> **Exercise data**
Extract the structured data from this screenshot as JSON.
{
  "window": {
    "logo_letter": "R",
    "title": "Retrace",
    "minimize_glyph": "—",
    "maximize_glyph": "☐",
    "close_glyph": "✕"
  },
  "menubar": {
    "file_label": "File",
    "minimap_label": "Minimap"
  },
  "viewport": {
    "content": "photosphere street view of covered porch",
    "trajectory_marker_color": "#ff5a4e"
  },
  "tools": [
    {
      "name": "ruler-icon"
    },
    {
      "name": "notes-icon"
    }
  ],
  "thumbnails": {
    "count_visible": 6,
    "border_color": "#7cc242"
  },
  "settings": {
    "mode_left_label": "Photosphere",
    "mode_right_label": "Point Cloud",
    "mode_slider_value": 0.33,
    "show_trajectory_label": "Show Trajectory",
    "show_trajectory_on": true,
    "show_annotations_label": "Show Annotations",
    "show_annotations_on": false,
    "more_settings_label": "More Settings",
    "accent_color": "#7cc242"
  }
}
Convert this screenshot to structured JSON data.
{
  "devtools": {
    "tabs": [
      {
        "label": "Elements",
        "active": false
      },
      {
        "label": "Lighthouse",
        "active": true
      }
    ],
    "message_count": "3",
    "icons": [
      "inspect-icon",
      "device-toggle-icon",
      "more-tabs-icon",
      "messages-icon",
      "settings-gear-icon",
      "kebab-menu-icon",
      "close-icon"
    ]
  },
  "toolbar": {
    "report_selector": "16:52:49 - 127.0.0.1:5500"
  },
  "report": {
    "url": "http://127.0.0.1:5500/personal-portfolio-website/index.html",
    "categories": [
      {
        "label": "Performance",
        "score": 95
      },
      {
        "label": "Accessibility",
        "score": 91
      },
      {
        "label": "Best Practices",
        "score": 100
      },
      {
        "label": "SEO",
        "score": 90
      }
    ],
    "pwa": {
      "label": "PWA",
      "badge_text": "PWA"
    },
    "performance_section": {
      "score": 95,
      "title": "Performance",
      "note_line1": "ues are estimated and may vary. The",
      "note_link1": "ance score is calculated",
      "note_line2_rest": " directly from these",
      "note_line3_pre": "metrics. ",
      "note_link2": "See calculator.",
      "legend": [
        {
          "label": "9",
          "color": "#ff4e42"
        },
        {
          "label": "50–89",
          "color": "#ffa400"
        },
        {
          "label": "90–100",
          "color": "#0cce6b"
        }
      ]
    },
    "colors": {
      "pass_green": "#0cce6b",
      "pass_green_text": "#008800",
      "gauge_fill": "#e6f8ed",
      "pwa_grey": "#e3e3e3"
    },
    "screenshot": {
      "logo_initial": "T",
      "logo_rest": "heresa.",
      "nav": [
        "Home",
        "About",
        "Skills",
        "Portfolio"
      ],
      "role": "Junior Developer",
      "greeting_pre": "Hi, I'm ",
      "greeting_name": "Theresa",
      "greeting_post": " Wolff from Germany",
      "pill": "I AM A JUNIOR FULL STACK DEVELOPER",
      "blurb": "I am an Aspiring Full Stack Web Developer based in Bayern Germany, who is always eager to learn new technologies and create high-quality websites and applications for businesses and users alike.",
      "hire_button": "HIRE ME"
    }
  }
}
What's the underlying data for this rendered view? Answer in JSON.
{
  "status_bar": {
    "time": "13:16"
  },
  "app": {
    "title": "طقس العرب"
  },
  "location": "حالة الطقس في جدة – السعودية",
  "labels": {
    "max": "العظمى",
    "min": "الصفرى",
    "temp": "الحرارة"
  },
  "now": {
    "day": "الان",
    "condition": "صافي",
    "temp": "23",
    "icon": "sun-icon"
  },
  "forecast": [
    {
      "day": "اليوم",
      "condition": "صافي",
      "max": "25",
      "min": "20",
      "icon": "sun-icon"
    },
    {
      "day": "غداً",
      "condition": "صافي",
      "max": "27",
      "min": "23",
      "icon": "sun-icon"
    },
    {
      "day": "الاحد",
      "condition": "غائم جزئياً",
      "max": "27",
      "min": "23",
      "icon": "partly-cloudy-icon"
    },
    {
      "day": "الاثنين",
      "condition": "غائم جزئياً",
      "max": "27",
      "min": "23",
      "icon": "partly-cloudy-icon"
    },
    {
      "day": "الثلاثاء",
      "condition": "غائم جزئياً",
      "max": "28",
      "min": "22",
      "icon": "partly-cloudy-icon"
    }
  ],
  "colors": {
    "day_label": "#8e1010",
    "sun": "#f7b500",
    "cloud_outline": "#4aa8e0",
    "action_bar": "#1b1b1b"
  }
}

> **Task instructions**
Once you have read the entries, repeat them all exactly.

> **Answer section**
Extract the structured data from this screenshot as JSON.
{
  "window": {
    "logo_letter": "R",
    "title": "Retrace",
    "minimize_glyph": "—",
    "maximize_glyph": "☐",
    "close_glyph": "✕"
  },
  "menubar": {
    "file_label": "File",
    "minimap_label": "Minimap"
  },
  "viewport": {
    "content": "photosphere street view of covered porch",
    "trajectory_marker_color": "#ff5a4e"
  },
  "tools": [
    {
      "name": "ruler-icon"
    },
    {
      "name": "notes-icon"
    }
  ],
  "thumbnails": {
    "count_visible": 6,
    "border_color": "#7cc242"
  },
  "settings": {
    "mode_left_label": "Photosphere",
    "mode_right_label": "Point Cloud",
    "mode_slider_value": 0.33,
    "show_trajectory_label": "Show Trajectory",
    "show_trajectory_on": true,
    "show_annotations_label": "Show Annotations",
    "show_annotations_on": false,
    "more_settings_label": "More Settings",
    "accent_color": "#7cc242"
  }
}
Convert this screenshot to structured JSON data.
{
  "devtools": {
    "tabs": [
      {
        "label": "Elements",
        "active": false
      },
      {
        "label": "Lighthouse",
        "active": true
      }
    ],
    "message_count": "3",
    "icons": [
      "inspect-icon",
      "device-toggle-icon",
      "more-tabs-icon",
      "messages-icon",
      "settings-gear-icon",
      "kebab-menu-icon",
      "close-icon"
    ]
  },
  "toolbar": {
    "report_selector": "16:52:49 - 127.0.0.1:5500"
  },
  "report": {
    "url": "http://127.0.0.1:5500/personal-portfolio-website/index.html",
    "categories": [
      {
        "label": "Performance",
        "score": 95
      },
      {
        "label": "Accessibility",
        "score": 91
      },
      {
        "label": "Best Practices",
        "score": 100
      },
      {
        "label": "SEO",
        "score": 90
      }
    ],
    "pwa": {
      "label": "PWA",
      "badge_text": "PWA"
    },
    "performance_section": {
      "score": 95,
      "title": "Performance",
      "note_line1": "ues are estimated and may vary. The",
      "note_link1": "ance score is calculated",
      "note_line2_rest": " directly from these",
      "note_line3_pre": "metrics. ",
      "note_link2": "See calculator.",
      "legend": [
        {
          "label": "9",
          "color": "#ff4e42"
        },
        {
          "label": "50–89",
          "color": "#ffa400"
        },
        {
          "label": "90–100",
          "color": "#0cce6b"
        }
      ]
    },
    "colors": {
      "pass_green": "#0cce6b",
      "pass_green_text": "#008800",
      "gauge_fill": "#e6f8ed",
      "pwa_grey": "#e3e3e3"
    },
    "screenshot": {
      "logo_initial": "T",
      "logo_rest": "heresa.",
      "nav": [
        "Home",
        "About",
        "Skills",
        "Portfolio"
      ],
      "role": "Junior Developer",
      "greeting_pre": "Hi, I'm ",
      "greeting_name": "Theresa",
      "greeting_post": " Wolff from Germany",
      "pill": "I AM A JUNIOR FULL STACK DEVELOPER",
      "blurb": "I am an Aspiring Full Stack Web Developer based in Bayern Germany, who is always eager to learn new technologies and create high-quality websites and applications for businesses and users alike.",
      "hire_button": "HIRE ME"
    }
  }
}
What's the underlying data for this rendered view? Answer in JSON.
{
  "status_bar": {
    "time": "13:16"
  },
  "app": {
    "title": "طقس العرب"
  },
  "location": "حالة الطقس في جدة – السعودية",
  "labels": {
    "max": "العظمى",
    "min": "الصفرى",
    "temp": "الحرارة"
  },
  "now": {
    "day": "الان",
    "condition": "صافي",
    "temp": "23",
    "icon": "sun-icon"
  },
  "forecast": [
    {
      "day": "اليوم",
      "condition": "صافي",
      "max": "25",
      "min": "20",
      "icon": "sun-icon"
    },
    {
      "day": "غداً",
      "condition": "صافي",
      "max": "27",
      "min": "23",
      "icon": "sun-icon"
    },
    {
      "day": "الاحد",
      "condition": "غائم جزئياً",
      "max": "27",
      "min": "23",
      "icon": "partly-cloudy-icon"
    },
    {
      "day": "الاثنين",
      "condition": "غائم جزئياً",
      "max": "27",
      "min": "23",
      "icon": "partly-cloudy-icon"
    },
    {
      "day": "الثلاثاء",
      "condition": "غائم جزئياً",
      "max": "28",
      "min": "22",
      "icon": "partly-cloudy-icon"
    }
  ],
  "colors": {
    "day_label": "#8e1010",
    "sun": "#f7b500",
    "cloud_outline": "#4aa8e0",
    "action_bar": "#1b1b1b"
  }
}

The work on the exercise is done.